Flying scientists land in Emerald

Dr Christina Zdenek and her pet Woma Python, Netflix, visited Emerald. PHOTO: Ali Goddard.

Professor Hugh Possingham, Dr Anita Milroy, Dr Christina Zdenek, and Saba Sinai hosted ‘Fabulous Fossils, Remarkable Reptiles, and Peculiar Parasites’ at the Emerald Art Gallery on Monday night.
Tuesday morning saw Professor Possingham host an informative bird walk through the Botanical Gardens.
WOS Director Robyn Bull said the program came about from discussion about promoting STEM (Science, Technology, Engineering, and Mathematics) culture in regional communities.
“At Wonder of Science we recruit, train, and mobilise Ph.D. research students as young science ambassadors to go out into schools across the state, working with teachers and students on really worldly challenge tasks, which are promoting STEM,” she said.
“[We are] getting our scientists and their amazing research out into communities, [where] they don’t normally have access to scientists in the flesh.”
Wonder of Science speaker Dr Christina Zdenek said she was thrilled to be able to share her love of reptiles with those in rural areas who didn’t often get the opportunity to meet scientists face to face.

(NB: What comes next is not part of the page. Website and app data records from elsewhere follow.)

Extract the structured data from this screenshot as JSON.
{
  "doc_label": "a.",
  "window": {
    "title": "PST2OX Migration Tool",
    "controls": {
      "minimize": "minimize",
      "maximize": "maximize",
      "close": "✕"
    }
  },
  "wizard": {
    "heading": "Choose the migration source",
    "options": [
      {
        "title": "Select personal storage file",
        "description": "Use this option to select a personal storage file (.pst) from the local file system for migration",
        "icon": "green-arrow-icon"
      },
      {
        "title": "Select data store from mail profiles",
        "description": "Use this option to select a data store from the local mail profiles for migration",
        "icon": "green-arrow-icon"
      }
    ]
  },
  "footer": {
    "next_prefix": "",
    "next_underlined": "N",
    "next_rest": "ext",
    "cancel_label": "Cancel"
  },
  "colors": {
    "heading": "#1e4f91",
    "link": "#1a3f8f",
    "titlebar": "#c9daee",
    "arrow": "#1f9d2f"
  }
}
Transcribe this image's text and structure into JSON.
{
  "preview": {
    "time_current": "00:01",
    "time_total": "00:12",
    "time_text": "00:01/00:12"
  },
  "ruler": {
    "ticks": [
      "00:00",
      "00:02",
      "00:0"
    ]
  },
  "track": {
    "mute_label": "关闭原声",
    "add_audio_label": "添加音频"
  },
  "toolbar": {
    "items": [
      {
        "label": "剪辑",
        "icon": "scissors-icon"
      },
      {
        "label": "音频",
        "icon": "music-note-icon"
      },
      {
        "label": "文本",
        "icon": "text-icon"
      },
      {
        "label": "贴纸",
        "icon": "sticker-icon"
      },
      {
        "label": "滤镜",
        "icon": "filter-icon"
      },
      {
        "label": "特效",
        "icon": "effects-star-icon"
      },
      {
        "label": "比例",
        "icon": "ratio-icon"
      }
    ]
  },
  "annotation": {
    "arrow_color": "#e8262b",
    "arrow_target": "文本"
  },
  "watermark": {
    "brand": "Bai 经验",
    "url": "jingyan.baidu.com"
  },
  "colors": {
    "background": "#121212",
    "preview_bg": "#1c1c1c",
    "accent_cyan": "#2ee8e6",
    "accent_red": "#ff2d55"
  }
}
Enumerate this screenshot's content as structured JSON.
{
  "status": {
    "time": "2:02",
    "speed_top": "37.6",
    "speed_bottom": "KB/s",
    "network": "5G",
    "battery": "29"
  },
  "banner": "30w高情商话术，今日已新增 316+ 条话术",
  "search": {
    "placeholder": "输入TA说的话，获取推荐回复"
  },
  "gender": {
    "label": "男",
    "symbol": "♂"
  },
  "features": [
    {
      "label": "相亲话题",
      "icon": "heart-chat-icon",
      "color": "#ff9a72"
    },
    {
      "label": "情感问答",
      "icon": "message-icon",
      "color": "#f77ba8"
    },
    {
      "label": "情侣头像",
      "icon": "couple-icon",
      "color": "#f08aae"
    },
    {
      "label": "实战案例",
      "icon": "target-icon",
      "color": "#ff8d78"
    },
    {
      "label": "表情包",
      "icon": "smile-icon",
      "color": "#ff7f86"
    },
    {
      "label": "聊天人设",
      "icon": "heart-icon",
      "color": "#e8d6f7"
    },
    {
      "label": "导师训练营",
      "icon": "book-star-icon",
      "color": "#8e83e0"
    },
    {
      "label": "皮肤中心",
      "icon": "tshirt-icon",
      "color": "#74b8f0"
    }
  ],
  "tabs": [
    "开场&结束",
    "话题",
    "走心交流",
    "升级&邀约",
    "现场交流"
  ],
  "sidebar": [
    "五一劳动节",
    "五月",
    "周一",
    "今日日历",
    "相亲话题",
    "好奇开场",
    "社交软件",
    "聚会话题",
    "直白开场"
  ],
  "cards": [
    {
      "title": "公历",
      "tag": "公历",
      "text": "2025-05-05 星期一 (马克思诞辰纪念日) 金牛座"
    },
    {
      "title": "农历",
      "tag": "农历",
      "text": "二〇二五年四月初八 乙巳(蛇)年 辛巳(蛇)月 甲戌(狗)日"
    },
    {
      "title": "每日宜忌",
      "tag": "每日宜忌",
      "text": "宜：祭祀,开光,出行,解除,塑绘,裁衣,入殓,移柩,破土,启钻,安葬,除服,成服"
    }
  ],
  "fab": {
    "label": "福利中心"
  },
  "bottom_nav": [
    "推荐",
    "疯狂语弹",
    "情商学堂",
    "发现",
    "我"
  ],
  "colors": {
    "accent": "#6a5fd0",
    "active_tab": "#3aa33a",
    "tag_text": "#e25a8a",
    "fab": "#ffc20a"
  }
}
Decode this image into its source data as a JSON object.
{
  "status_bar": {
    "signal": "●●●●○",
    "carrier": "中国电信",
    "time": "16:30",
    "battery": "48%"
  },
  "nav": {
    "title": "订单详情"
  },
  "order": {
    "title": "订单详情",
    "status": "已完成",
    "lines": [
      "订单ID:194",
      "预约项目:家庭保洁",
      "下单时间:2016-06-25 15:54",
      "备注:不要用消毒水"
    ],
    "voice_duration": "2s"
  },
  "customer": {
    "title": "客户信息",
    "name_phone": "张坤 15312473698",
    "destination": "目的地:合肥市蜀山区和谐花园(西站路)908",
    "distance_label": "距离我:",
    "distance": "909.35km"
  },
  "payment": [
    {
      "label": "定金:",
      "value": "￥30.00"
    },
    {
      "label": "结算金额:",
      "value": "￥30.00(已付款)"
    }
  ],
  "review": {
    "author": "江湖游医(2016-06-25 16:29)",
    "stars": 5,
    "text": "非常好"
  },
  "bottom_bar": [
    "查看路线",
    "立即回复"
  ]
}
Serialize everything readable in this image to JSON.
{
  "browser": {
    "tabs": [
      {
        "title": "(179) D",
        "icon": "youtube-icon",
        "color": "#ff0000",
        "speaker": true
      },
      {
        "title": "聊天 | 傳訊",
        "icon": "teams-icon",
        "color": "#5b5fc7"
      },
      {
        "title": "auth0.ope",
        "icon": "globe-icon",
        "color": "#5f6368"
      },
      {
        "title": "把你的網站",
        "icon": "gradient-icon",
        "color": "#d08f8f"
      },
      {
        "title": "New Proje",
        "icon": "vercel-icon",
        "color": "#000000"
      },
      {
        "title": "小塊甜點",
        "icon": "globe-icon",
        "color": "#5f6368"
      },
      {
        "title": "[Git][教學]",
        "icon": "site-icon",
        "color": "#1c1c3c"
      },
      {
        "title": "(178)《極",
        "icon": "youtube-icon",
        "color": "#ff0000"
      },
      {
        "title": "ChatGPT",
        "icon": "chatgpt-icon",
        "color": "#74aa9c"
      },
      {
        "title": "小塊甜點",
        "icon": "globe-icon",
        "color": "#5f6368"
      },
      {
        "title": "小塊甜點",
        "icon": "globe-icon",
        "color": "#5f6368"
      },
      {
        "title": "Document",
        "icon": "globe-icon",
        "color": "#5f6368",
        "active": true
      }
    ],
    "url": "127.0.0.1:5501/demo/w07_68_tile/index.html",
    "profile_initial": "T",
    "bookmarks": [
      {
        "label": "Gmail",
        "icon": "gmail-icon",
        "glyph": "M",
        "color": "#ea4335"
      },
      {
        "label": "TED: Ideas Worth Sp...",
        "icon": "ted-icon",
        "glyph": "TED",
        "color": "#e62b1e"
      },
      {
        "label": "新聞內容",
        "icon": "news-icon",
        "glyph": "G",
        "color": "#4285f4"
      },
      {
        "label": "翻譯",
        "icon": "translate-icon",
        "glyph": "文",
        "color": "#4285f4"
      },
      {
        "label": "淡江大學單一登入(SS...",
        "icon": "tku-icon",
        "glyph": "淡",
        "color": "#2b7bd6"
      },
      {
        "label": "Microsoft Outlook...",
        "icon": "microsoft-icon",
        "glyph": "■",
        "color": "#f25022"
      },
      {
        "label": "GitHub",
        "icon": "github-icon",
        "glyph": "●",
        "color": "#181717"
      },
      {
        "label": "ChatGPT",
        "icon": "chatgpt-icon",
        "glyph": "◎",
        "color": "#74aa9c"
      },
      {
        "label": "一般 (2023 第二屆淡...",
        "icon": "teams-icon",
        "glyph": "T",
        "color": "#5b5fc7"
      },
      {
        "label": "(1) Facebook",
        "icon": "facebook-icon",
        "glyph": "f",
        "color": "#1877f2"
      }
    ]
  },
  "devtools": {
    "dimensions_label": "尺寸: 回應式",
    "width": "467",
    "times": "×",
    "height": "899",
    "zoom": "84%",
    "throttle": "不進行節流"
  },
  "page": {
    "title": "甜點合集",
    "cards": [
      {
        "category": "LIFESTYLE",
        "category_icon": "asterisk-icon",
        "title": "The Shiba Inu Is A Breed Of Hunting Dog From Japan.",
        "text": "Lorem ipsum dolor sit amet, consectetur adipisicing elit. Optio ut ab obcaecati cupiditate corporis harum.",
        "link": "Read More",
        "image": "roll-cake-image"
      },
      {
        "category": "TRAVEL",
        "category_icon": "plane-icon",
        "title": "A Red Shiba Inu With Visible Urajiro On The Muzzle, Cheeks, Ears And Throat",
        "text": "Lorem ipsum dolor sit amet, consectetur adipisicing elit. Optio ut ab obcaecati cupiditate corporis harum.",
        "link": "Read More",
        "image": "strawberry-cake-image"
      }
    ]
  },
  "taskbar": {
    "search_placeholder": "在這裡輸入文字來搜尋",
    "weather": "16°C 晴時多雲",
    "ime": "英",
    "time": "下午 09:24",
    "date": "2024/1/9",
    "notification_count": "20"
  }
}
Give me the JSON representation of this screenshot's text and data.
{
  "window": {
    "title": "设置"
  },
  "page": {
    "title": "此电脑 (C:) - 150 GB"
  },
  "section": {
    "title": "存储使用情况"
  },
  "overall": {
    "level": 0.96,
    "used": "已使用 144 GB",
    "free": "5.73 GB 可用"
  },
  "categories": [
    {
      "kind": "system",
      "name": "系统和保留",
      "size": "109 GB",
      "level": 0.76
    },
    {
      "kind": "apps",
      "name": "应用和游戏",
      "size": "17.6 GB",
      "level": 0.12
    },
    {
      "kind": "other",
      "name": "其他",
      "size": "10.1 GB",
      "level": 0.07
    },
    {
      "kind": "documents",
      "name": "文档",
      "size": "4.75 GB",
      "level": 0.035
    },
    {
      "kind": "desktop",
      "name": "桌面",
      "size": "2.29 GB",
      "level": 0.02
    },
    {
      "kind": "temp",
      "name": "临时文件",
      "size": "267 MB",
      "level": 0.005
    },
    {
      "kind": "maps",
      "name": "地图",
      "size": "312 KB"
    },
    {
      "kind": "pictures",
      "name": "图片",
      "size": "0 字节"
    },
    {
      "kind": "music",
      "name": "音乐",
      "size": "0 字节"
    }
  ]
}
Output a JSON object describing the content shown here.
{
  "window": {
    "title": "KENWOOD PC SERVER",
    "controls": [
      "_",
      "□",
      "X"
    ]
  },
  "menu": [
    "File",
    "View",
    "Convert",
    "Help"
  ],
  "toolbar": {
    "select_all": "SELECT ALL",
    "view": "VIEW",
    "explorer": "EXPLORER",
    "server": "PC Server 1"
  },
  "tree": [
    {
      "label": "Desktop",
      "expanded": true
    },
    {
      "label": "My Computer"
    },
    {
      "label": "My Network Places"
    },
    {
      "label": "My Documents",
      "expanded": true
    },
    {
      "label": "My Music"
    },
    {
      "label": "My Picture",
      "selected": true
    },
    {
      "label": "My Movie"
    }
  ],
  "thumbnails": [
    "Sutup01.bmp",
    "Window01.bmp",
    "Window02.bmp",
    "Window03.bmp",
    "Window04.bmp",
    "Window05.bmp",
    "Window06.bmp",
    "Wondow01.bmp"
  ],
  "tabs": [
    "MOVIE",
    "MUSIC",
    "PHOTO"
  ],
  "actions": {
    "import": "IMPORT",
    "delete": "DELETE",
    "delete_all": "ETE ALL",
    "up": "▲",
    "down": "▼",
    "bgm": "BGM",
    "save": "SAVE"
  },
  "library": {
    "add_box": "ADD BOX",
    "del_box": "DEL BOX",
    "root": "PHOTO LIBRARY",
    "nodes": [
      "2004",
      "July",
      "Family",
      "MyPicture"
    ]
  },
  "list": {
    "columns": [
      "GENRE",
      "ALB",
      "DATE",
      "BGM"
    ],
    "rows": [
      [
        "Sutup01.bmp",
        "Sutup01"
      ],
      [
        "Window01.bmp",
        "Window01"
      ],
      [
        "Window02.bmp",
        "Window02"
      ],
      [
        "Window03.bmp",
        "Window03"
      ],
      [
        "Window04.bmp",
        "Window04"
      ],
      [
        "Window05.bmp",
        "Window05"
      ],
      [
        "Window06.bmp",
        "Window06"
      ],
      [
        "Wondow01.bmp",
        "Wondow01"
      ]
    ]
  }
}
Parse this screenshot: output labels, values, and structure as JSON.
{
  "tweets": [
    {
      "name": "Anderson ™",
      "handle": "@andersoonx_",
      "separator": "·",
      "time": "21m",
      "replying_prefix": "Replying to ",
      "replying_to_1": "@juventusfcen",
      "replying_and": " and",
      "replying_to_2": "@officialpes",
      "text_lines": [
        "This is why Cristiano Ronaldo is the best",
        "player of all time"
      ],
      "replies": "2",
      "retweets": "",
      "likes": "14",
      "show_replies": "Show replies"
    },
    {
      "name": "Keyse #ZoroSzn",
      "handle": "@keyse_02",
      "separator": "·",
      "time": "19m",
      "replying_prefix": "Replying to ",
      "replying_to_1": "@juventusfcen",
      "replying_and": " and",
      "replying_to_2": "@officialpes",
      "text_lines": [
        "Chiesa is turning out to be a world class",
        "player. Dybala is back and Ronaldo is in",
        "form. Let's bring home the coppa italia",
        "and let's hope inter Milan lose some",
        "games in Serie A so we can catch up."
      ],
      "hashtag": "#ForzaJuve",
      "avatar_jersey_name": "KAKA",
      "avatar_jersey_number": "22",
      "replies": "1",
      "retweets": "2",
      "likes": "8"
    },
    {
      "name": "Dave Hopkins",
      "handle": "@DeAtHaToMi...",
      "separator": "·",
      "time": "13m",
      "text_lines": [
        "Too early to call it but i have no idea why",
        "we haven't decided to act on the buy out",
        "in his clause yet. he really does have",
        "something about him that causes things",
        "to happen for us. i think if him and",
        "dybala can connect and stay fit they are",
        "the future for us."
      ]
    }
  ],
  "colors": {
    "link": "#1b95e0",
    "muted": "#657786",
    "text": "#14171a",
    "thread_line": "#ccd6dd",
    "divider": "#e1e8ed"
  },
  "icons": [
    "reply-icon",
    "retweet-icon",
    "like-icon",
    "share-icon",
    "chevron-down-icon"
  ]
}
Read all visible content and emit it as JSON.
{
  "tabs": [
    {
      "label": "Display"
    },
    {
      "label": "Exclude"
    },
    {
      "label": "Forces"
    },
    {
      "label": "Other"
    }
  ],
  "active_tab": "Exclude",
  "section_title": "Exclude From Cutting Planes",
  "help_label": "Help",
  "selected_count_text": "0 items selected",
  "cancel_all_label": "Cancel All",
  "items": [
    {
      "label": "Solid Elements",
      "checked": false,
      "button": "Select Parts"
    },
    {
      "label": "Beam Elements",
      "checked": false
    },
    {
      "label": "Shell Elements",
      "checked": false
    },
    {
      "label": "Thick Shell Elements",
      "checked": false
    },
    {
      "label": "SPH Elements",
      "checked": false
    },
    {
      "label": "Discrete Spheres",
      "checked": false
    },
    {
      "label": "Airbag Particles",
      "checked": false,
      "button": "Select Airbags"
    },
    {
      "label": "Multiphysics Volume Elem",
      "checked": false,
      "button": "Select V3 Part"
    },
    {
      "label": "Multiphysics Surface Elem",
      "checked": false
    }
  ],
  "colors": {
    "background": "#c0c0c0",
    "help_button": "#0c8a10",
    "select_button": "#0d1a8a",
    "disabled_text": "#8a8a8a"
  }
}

“Reptiles are woefully misunderstood and understudied, yet incredibly important for performing ecosystem services and for providing candidate molecules for therapeutic drug design and development,” she said.
“It’s super fulfilling for me to give back to regional towns such as Emerald; it would be a shame for a child not to be able to imagine being a scientist simply because they have never met one.
“It also gives me a great opportunity to better understand how young and old non-scientists perceive and interpret everything.”
The gallery was packed with exhibits ranging from fossils and parasites to old machinery, clocks, and historical tapestries.
After a late start due to exterior issues, the crowd gathered inside excitedly as Mayor Kerry Hayes kicked off the program for the evening.
Each speaker put their best foot forward, talking about the relationship between their specialty and the Central Highlands and greater regions.
Dr Zdenek also brought in her pet Woma Python, Netflix, which was a hit with the kids as he toured around the gallery in the doctor’s bare hands.
There was also a Q and A at the end of the panel, where excited young scientists took every liberty to ask the burning questions.
Wonder of Science speaker Dr Anita Milroy said the event went really well.
“It was so great to highlight citizen scientists in the way this project does,” Dr Milroy said.
“The Central Highlands science club has had a lot of projects and grants in the past, and this is just another wonderful addition.
“To have natural and social history together works really well.”Mrs Bull said the program had already visited regional locations such as Roma, Weipa, Cooktown, and Longreach.
“It’s all about engaging rural Queenslanders in science.”